▶ **Exercise brief**: Go through the data and copy each line where the word "JSON" shows up.

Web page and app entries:
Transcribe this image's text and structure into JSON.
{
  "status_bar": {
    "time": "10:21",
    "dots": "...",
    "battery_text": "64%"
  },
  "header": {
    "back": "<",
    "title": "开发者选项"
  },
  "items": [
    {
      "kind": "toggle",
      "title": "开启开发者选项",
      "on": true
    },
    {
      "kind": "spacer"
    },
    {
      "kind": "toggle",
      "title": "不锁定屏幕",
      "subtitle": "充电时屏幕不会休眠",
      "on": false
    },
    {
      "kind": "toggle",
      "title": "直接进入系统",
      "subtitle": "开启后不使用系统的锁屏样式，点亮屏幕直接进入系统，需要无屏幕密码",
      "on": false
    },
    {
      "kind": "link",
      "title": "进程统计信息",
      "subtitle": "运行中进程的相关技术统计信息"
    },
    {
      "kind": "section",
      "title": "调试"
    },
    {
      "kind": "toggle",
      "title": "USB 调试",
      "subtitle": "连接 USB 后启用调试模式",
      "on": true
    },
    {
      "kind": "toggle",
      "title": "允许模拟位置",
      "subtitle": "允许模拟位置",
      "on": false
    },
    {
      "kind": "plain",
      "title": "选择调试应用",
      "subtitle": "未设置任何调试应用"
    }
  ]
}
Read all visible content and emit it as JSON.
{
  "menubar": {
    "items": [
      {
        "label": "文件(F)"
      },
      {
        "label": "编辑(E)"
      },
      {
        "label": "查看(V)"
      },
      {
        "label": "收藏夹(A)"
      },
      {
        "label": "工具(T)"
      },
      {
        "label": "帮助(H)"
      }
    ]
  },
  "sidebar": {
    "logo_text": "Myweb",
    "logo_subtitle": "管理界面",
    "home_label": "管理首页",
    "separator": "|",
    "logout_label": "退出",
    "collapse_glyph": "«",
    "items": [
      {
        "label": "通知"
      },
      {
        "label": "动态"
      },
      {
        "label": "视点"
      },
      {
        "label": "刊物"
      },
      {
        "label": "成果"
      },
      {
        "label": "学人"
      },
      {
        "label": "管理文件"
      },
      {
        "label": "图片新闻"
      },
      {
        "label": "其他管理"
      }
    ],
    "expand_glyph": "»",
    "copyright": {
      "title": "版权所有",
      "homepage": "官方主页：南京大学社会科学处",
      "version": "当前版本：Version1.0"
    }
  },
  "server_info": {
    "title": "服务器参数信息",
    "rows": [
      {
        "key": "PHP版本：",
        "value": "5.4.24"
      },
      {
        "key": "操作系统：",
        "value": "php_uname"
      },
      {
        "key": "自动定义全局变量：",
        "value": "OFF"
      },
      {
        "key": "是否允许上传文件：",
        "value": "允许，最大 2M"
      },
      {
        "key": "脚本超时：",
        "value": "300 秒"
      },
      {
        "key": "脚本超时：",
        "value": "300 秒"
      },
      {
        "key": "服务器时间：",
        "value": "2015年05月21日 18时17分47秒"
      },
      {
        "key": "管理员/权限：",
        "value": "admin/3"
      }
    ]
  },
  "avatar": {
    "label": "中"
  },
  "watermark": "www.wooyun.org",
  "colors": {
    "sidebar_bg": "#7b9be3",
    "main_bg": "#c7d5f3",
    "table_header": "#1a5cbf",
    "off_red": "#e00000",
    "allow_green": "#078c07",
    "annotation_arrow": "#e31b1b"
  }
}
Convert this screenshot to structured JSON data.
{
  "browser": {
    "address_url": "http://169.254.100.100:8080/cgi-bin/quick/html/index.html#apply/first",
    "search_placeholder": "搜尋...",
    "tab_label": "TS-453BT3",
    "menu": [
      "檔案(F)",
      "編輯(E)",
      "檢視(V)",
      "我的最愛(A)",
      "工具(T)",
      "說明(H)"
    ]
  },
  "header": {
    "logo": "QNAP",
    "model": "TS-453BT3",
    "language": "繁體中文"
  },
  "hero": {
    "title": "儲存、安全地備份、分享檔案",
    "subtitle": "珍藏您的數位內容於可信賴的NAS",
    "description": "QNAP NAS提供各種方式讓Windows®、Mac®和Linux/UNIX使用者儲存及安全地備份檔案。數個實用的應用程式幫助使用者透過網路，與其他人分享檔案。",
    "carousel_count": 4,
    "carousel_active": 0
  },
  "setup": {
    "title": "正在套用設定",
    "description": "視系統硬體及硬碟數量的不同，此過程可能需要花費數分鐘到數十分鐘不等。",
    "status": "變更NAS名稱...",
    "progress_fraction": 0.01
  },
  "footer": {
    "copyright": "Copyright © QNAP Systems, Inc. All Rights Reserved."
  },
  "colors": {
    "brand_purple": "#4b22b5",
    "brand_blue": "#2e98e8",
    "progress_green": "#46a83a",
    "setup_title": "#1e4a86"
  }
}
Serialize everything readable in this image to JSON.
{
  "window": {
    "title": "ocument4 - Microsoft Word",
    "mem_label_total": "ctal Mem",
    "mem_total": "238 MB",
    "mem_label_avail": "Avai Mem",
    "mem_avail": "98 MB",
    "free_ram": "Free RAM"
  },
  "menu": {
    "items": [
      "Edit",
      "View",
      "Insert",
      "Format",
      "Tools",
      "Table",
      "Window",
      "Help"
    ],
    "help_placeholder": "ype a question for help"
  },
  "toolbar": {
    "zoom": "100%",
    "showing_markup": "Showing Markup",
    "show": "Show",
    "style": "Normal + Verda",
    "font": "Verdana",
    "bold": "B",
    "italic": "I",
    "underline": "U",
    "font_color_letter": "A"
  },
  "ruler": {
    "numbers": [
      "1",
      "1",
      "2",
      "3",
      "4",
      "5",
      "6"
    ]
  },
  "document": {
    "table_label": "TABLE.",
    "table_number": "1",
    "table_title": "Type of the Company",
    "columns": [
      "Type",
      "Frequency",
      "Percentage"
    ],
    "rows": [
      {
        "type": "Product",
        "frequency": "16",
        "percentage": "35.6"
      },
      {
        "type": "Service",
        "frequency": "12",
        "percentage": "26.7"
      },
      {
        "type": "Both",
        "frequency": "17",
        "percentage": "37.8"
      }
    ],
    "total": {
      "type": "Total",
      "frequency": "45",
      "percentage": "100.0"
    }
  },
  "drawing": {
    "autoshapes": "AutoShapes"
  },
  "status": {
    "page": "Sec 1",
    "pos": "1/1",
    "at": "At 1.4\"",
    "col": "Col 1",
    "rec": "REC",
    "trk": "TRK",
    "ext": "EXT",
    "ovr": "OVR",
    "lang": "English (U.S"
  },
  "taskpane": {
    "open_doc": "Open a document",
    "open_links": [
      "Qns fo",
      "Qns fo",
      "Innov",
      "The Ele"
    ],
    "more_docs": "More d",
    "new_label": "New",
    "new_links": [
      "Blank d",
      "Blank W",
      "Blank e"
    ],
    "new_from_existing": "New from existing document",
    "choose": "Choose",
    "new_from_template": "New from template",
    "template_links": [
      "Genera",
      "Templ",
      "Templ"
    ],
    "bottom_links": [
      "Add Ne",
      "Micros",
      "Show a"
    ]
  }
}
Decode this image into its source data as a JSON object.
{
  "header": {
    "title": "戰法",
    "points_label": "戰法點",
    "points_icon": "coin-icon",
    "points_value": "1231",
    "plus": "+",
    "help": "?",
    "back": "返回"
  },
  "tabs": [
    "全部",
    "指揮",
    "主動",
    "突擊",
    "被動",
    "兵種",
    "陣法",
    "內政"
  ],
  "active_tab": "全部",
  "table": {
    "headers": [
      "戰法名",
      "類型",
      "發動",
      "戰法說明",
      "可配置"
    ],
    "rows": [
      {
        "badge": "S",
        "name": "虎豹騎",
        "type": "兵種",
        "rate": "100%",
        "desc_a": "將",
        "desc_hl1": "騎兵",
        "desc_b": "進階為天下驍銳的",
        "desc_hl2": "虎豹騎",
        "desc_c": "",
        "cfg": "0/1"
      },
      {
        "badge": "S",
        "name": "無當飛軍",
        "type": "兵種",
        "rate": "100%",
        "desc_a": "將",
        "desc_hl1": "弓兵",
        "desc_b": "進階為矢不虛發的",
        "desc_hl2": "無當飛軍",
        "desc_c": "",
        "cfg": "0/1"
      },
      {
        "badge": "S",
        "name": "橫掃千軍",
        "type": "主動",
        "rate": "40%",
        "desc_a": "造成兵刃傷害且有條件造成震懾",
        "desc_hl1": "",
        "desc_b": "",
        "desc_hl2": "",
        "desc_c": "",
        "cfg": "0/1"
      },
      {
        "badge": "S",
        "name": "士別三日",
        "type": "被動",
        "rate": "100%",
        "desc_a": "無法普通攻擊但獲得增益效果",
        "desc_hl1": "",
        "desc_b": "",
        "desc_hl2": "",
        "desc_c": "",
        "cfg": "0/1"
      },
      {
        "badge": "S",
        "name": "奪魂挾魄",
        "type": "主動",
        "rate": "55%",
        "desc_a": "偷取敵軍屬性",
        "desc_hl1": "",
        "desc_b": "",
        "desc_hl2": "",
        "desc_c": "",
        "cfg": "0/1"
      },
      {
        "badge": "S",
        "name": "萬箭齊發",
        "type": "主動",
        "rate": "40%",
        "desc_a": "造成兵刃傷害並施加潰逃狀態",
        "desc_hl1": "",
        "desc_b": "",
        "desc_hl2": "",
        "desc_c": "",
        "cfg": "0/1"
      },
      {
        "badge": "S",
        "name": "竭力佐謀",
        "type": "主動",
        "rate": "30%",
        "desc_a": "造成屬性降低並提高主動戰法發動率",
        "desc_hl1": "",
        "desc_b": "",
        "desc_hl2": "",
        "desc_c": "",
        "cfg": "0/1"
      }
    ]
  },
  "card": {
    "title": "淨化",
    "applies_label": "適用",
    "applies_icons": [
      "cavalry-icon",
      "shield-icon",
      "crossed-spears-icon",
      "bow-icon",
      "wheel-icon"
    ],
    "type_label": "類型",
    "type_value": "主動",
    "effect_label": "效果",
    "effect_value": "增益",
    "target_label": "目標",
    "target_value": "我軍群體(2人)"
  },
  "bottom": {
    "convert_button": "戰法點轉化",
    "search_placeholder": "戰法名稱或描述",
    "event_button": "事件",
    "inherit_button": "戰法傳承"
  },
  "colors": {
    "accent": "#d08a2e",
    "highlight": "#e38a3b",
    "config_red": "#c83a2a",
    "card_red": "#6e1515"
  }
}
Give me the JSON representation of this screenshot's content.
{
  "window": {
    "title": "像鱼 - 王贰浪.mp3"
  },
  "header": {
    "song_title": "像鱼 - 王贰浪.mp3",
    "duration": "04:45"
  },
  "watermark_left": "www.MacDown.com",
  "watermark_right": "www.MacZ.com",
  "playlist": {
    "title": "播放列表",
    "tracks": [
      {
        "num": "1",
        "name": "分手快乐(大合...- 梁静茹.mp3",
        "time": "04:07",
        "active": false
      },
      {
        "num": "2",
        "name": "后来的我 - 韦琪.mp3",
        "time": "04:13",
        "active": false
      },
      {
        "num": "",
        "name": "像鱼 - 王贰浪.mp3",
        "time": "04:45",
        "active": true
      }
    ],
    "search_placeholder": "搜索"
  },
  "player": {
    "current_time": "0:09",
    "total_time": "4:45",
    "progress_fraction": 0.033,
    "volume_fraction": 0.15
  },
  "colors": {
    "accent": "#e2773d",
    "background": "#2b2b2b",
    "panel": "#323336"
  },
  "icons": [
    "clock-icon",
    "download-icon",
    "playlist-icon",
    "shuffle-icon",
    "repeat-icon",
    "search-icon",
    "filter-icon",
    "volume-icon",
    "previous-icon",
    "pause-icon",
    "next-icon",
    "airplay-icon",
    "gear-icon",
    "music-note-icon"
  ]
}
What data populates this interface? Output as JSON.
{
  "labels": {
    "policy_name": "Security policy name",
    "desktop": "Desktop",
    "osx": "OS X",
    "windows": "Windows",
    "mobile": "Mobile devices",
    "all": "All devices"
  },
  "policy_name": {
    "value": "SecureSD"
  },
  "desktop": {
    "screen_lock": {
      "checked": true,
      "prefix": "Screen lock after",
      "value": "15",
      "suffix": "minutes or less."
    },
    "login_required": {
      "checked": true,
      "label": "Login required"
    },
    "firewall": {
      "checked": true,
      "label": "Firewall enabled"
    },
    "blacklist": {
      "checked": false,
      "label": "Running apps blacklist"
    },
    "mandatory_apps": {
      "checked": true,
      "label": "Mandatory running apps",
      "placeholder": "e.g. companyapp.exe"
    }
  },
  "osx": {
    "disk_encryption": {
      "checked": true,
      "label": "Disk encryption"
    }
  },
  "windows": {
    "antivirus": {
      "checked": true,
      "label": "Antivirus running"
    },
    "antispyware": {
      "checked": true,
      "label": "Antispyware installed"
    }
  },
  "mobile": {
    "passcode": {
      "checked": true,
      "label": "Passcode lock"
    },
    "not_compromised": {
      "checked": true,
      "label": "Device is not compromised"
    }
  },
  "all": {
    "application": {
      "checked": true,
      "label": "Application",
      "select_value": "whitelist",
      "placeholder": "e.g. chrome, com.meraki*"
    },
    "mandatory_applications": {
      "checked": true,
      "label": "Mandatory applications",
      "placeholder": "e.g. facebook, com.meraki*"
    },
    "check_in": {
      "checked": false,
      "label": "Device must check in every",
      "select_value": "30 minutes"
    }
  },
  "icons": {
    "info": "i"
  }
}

▶ **Reply to the task**:
Transcribe this image's text and structure into JSON.
Read all visible content and emit it as JSON.
Convert this screenshot to structured JSON data.
Serialize everything readable in this image to JSON.
Decode this image into its source data as a JSON object.
Give me the JSON representation of this screenshot's content.
What data populates this interface? Output as JSON.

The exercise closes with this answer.